It adds up to a record of a leisurely age of flight that now seems almost as distant as the age of sailing ships.
The core of this film fly-past is a collection of documentaries compiled by staff at Ekco. The TV and radio factory in Prittlewell Chase was Southend’s biggest employer across two generations.
Ekco worked closely with the airport, supplying much of the then state-of-the-art electronic equipment which made Southend a technical leader among British airports.
It proudly supported its own executive plane, a tarted up ex-RAF Anson, which figures in a number of shots. Ekco also had its own film-making team, and Chris became their heir.
He says: “I worked as an engineer at Ekco. When the electronics division was broken up, I was given many of the company’s films.”
Other material includes an award-winning 1981 film, Take the Blue Plane, made by the members of the Westcliff Film Club. Chris was an active member and officer of the amateur group for many years.
He stresses his compilation film is not a nerd-fest.
He says: “It isn’t aimed at plane spotters, the sort of people who will know the difference between a mark 1 and a mark 2B of any given aircraft.
“It’s intended to be a nostalgic look at the days when Southend Airport had a lot of character, but not much of the sophistication it has now acquired.”
Southend Airport in its heyday was a hotbed of aeronautical skills. Technical skills of a different sort were needed to bring it back to life via the moving image.
For instance, time had not been kind to the 42-year-old Corridor to the Sky.

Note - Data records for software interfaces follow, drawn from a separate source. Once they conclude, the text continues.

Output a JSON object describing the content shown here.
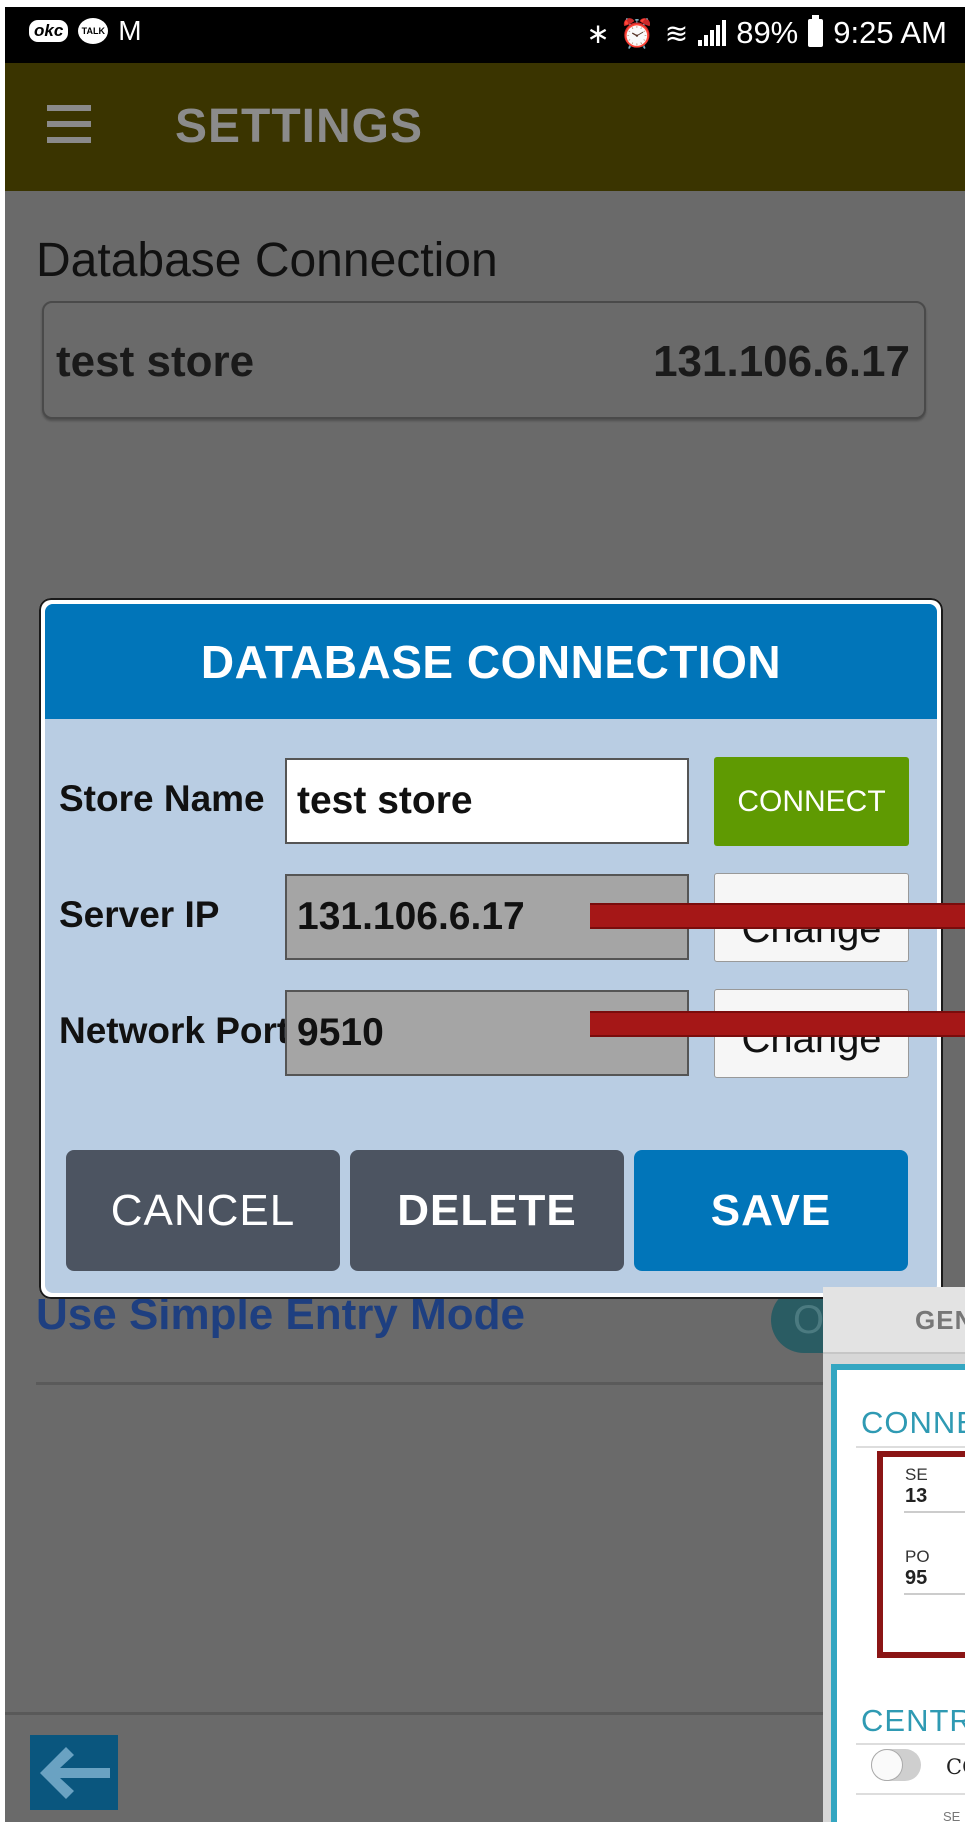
{
  "status_bar": {
    "okc_badge": "okc",
    "talk_badge": "TALK",
    "gmail_glyph": "M",
    "bluetooth_glyph": "∗",
    "alarm_glyph": "⏰",
    "wifi_glyph": "≋",
    "battery_percent": "89%",
    "time": "9:25 AM",
    "icons": [
      "okcupid-icon",
      "kakaotalk-icon",
      "gmail-icon",
      "bluetooth-icon",
      "alarm-icon",
      "wifi-icon",
      "signal-icon",
      "battery-icon"
    ]
  },
  "app_bar": {
    "title": "SETTINGS",
    "menu_icon": "hamburger-menu-icon",
    "background": "#3a3400"
  },
  "settings": {
    "section_title": "Database Connection",
    "connection_card": {
      "name": "test store",
      "ip": "131.106.6.17"
    },
    "simple_entry_label": "Use Simple Entry Mode",
    "simple_entry_toggle_text": "O"
  },
  "dialog": {
    "title": "DATABASE CONNECTION",
    "store_name_label": "Store Name",
    "store_name_value": "test store",
    "connect_label": "CONNECT",
    "server_ip_label": "Server IP",
    "server_ip_value": "131.106.6.17",
    "server_change_label": "Change",
    "network_port_label": "Network Port",
    "network_port_value": "9510",
    "port_change_label": "Change",
    "cancel_label": "CANCEL",
    "delete_label": "DELETE",
    "save_label": "SAVE",
    "colors": {
      "header": "#0175b9",
      "connect": "#5f9a02",
      "save": "#0175b9",
      "neutral": "#4c5461",
      "annotation_arrow": "#a51717"
    }
  },
  "overlay_fragment": {
    "tab_label": "GEN",
    "connect_heading": "CONNE",
    "server_label": "SE",
    "server_value": "13",
    "port_label": "PO",
    "port_value": "95",
    "central_heading": "CENTR",
    "central_toggle_label": "CO",
    "sub_label": "SE"
  },
  "footer": {
    "back_icon": "back-arrow-icon"
  }
}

Back in 1969, Chris worked on this narrow-gauge 8mm film, which depicts a day in the life of Southend Airport and the people who worked there.
“When the time came to dust off the can, I found the film was in a bad state,” says Chris. “As an original it had more than 200 splices joining each shot to the next.
“These had shrunk over the years and caused the film to buckle and become unstable.”
Chris spent very many hours at the computer using a special program to stabilise the shots again, in readiness for transfer to DVD.
He says: “The soundtrack too was in a bad state and had become almost inaudible in places. It took many more hours to restore it to acceptable level.”
Throughout this arduous project, Chris had the benefit of one of the best possible historical consultants available.
Back in the Sixties, Maureen Turp, widely known as Mo, was a familiar face at the airport.
She worked there for 20 years as a member of the Channel Airways team, checking in thousands of passengers en route to the Channel islands. Maureen Turp was to become Mrs Chris Taylor.
She recalls: “The airport was like a little village community then. There was a lovely atmosphere. It was huge fun and we had none of the hefty rules and regulations they have these days.”
Those were the days when Southend Airport really could be thought of as a village.
The special atmosphere of that era is caught for all time on Chris Taylor’s film stock, which, like the airport itself, has been given the kiss of life.
l Southend Airport – the Past on Screen, can be bought at the Southend Pier shop, for £10, or at Southend Airport terminal.